### [Instructions to follow]
Begin with the line containing "Decode this image" and reproduce it and all later lines exactly, through the last line of the records. Add nothing else.

[Stored items from a collection]

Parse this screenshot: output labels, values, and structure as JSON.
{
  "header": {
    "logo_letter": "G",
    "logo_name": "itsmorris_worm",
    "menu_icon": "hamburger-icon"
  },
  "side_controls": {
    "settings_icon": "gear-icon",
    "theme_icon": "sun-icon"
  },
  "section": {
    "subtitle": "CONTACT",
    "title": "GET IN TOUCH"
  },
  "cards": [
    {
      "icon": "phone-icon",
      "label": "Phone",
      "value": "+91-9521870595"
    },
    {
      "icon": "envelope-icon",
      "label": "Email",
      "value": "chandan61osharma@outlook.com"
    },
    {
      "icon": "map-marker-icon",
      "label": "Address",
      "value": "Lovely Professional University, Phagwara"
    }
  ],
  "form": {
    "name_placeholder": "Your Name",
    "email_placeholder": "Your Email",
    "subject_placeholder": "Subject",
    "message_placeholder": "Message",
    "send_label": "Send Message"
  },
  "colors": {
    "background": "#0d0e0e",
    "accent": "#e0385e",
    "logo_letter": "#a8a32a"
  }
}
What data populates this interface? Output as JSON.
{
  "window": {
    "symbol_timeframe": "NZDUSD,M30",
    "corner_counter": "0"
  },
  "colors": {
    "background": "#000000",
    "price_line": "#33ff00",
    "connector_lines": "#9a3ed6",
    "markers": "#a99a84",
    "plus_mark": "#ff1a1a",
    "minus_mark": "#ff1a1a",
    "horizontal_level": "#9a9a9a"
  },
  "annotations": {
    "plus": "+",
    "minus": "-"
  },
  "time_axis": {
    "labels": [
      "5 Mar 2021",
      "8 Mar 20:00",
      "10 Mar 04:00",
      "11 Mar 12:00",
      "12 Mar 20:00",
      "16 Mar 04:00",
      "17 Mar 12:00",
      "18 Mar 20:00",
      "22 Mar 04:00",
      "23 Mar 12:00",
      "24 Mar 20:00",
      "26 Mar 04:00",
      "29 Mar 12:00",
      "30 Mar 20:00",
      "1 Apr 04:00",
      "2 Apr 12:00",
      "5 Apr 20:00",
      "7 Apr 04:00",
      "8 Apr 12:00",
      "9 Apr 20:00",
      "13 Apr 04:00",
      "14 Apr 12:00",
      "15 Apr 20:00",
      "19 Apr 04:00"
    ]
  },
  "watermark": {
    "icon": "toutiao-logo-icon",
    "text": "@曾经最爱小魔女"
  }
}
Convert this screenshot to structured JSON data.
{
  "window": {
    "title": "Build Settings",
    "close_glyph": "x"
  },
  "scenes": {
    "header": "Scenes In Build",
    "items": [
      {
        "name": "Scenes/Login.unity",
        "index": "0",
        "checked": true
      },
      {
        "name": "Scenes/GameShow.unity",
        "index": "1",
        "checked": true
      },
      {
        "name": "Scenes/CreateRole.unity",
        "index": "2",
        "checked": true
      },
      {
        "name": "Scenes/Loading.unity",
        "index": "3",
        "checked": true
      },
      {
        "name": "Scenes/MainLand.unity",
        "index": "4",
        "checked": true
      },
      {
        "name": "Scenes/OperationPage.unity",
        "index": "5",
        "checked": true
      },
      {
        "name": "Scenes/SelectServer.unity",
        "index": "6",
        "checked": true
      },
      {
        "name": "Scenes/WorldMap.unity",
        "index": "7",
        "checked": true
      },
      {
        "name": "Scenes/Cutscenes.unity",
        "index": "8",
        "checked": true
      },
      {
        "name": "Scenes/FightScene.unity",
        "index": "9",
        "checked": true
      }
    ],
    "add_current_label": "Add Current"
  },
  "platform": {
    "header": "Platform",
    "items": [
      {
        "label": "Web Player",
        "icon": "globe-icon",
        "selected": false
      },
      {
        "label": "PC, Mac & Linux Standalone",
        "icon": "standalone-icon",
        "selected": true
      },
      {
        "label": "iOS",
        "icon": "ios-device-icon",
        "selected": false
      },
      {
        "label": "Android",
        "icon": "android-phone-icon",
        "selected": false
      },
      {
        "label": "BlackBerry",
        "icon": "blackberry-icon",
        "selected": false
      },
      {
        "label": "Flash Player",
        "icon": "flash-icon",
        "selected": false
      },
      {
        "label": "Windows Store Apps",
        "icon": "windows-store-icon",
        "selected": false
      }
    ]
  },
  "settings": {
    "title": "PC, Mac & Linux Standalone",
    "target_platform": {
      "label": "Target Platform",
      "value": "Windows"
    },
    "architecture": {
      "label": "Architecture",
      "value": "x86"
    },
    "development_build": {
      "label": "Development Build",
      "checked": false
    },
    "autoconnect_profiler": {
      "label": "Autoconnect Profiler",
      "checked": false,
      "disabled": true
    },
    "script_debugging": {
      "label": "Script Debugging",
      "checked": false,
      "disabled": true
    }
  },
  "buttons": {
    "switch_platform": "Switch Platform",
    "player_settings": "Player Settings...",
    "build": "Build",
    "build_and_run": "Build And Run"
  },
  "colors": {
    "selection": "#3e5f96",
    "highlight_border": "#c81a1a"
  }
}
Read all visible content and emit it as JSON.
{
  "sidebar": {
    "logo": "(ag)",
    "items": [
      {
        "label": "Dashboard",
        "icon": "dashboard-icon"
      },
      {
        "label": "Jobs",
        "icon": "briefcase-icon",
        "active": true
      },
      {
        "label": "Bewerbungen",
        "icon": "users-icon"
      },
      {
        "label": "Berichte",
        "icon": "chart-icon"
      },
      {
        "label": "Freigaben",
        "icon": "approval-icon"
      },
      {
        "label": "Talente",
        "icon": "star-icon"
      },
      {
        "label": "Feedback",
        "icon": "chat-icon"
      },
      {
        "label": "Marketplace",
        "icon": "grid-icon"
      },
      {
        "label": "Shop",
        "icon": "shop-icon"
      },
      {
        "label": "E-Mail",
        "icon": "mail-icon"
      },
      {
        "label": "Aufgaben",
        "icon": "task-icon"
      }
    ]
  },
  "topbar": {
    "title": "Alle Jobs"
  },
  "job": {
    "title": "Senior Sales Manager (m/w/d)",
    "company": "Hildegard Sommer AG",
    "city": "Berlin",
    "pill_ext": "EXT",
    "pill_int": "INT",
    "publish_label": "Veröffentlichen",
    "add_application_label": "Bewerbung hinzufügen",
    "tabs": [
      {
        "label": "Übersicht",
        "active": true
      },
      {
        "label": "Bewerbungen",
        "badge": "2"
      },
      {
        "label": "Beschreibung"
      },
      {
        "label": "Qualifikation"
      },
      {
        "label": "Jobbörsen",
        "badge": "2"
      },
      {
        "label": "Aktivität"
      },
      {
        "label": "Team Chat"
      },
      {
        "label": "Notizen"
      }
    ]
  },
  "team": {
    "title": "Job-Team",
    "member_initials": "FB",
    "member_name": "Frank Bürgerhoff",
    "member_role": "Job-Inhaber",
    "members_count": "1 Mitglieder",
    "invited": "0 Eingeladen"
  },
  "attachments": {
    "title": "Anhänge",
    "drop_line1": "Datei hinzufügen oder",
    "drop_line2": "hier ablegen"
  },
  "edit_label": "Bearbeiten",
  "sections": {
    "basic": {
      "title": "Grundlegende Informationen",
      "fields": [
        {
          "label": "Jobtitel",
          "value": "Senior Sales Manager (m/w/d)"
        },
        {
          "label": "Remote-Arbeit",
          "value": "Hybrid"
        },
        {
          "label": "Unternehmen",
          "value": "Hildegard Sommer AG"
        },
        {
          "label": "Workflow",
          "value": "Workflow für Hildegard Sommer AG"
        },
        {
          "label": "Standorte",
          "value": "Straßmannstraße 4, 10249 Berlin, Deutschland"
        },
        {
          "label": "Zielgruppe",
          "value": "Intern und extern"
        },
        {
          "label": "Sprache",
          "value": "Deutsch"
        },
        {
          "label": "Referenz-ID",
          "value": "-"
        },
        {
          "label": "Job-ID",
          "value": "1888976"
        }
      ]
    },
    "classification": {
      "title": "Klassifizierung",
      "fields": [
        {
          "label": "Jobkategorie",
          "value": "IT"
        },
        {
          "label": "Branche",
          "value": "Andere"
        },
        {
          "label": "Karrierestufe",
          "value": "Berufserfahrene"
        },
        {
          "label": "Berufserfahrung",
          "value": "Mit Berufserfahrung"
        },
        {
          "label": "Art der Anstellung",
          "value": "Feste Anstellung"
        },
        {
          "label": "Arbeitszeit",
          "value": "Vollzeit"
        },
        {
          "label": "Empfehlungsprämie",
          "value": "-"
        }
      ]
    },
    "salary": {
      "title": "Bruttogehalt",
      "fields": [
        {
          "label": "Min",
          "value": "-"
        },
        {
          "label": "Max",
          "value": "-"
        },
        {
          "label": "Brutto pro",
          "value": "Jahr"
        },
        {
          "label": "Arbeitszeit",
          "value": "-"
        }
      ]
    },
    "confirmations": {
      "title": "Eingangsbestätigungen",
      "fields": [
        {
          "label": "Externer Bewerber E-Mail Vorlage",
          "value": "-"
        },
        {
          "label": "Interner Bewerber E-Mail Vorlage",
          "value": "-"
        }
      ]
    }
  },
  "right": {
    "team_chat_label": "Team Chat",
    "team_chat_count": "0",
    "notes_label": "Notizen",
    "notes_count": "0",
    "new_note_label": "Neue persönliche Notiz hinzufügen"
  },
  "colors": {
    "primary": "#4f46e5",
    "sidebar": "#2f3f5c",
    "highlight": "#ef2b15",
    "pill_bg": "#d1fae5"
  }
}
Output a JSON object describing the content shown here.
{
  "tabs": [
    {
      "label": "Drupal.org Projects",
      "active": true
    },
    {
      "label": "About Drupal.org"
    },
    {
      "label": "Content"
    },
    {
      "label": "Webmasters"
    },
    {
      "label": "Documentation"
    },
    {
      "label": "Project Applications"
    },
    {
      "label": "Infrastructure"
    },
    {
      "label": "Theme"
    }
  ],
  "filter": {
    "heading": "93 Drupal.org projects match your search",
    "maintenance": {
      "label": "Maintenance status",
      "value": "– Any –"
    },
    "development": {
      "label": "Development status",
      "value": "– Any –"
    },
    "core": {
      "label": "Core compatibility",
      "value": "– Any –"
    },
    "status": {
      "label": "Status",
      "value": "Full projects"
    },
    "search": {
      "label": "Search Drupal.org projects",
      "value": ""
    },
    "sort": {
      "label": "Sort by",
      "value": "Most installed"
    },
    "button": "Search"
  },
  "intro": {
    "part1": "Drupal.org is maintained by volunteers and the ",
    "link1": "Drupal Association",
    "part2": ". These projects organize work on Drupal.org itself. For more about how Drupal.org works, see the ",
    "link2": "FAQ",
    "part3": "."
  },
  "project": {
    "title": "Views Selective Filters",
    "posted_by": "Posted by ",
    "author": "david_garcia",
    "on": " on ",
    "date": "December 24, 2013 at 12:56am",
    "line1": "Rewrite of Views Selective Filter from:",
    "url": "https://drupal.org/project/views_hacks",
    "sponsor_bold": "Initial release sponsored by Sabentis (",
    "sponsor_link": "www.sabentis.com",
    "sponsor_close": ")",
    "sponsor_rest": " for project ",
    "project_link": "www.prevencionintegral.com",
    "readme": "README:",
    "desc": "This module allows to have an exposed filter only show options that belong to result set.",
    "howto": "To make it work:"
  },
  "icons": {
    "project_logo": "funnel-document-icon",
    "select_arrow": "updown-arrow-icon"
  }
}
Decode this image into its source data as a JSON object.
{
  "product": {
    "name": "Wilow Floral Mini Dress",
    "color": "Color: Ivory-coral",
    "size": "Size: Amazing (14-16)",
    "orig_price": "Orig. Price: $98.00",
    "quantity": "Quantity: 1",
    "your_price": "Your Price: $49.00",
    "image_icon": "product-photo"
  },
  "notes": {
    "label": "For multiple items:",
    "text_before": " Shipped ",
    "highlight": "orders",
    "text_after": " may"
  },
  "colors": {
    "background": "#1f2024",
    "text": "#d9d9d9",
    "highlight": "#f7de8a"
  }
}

### [Exercise response]
Decode this image into its source data as a JSON object.
{
  "product": {
    "name": "Wilow Floral Mini Dress",
    "color": "Color: Ivory-coral",
    "size": "Size: Amazing (14-16)",
    "orig_price": "Orig. Price: $98.00",
    "quantity": "Quantity: 1",
    "your_price": "Your Price: $49.00",
    "image_icon": "product-photo"
  },
  "notes": {
    "label": "For multiple items:",
    "text_before": " Shipped ",
    "highlight": "orders",
    "text_after": " may"
  },
  "colors": {
    "background": "#1f2024",
    "text": "#d9d9d9",
    "highlight": "#f7de8a"
  }
}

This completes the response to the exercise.